We have an exciting day today because we have a couple of friends cooking with us and I’m sure most of you know them — they are Mark and Reese of “Season with Spice.” I have been following their blog since it started early last year and let me tell you – just like what the title says; it’s all about herbs and spices and how its significance is highlighted and explained in every dish that Mark or Reese cook. When you visit their site, you will admire the beautiful photography and the simple, yet mouthwatering presentation of their dishes.
Okay I think I need to shut up now. So without further delay, please welcome Mark and Reese of “Season with Spice!” Cute couple. Aren’t they? Okay, seriously I’ll shut up now! :=)
“I tried an awesome recipe on Season with Spice,” my brother eagerly announced to me.
“You’re cooking now?” My eyebrows were up in astonishment, but my eyes revealed my anticipation of finally having my hard work in the kitchen recognized by my lifelong – albeit good-natured – competitor.
“I made those sweet, garlicky ones twice already. The ones with the ginger-sake marinade.” He was licking his lips now. “I’m seriously never making pork chops any other way.”
I quickly ran through the recipes in my head. “I never made any pork chops.” Then I suddenly remembered –it was Ray Gingco’s recipe featured on Season with Spice.
Months later, I am still hearing about those pork chops. Having tried them myself now, and other delicious recipes on Wok With Ray, I am very happy to be welcomed by Ray – one of my favorite home cooks – to share a fall recipe on his site.

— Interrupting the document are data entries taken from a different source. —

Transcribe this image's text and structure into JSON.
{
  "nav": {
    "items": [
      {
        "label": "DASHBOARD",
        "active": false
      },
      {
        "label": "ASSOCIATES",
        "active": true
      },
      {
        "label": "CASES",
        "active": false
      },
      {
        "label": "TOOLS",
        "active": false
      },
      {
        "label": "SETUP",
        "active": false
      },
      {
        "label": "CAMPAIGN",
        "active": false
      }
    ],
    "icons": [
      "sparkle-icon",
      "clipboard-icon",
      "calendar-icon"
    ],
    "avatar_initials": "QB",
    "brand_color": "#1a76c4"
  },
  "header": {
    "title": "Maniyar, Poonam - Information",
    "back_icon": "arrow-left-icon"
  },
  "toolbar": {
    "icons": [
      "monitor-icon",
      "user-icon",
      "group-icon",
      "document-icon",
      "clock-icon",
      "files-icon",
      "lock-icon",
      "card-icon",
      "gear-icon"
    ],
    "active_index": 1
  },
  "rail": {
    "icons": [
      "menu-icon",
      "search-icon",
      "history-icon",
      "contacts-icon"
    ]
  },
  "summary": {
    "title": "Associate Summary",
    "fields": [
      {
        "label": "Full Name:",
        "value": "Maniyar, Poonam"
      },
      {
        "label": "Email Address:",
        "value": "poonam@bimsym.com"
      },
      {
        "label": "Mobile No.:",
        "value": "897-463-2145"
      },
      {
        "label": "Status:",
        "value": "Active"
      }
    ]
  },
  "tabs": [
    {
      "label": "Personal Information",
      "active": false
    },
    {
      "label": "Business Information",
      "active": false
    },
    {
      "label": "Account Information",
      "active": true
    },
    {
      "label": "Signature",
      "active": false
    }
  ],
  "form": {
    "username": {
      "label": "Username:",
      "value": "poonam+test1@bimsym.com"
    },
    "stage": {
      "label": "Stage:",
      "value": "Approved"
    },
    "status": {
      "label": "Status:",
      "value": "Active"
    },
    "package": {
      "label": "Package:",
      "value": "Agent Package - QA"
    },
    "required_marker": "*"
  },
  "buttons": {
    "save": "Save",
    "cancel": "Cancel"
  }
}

Pumpkins at every stall at the farmers’ market, in piles outside the grocery store, and even in wagons at the end of long, gravel driveways throughout the Minnesota countryside. That’s where we had stopped unexpectedly last week on our drive home. Colored flags and a little sign drew our attention to a wagon full of pumpkins, and one wooden box in the corner to slip your dollar into. Yep, only $1 for a pumpkin.
It’s been cold this fall in Minnesota. As summer turned to fall on the night of September 21st, it snowed in Duluth. That crisp air reminds Minnesotans to make a choice – fly to Florida before it’s too late, or accept the impending months of dark and cold by cooking up some homemade soup.
After the past five years in the never ending heat of the tropics, I happily chose the latter and chopped up my dollar pumpkin and made a simple, healthy, warming Roasted Pumpkin Soup.
Pumpkins are well suited for the soup pot – the cooked yellow flesh is creamy, sweet, and rich. Very little needs to be added to create an amazing soup.
That goes for the spices as well. Keep it simple so as not to overpower the flavor of the pumpkin. Black pepper, bay leaves, and smoky ancho chili pepper will enhance the sweet and savory elements of the soup.
Enjoy with a side of hot-from-the-oven French bread. You’ll be full, smiling, and ready for the winter!
The majority of pumpkin soup recipes include milk or heavy cream, but I find the milky taste can overpower the flavor of the pumpkin, and isn’t really needed anyway since the blended pumpkin already provides a nice creamy texture. If you do want a slightly richer taste, I recommend stirring in 1 or 2 more tablespoons of butter during the simmering process.
To speed the process up, you can skip the roasting step, and instead cook the pumpkin on the stove.
Save the pumpkin seeds for roasting into a delicious fall snack.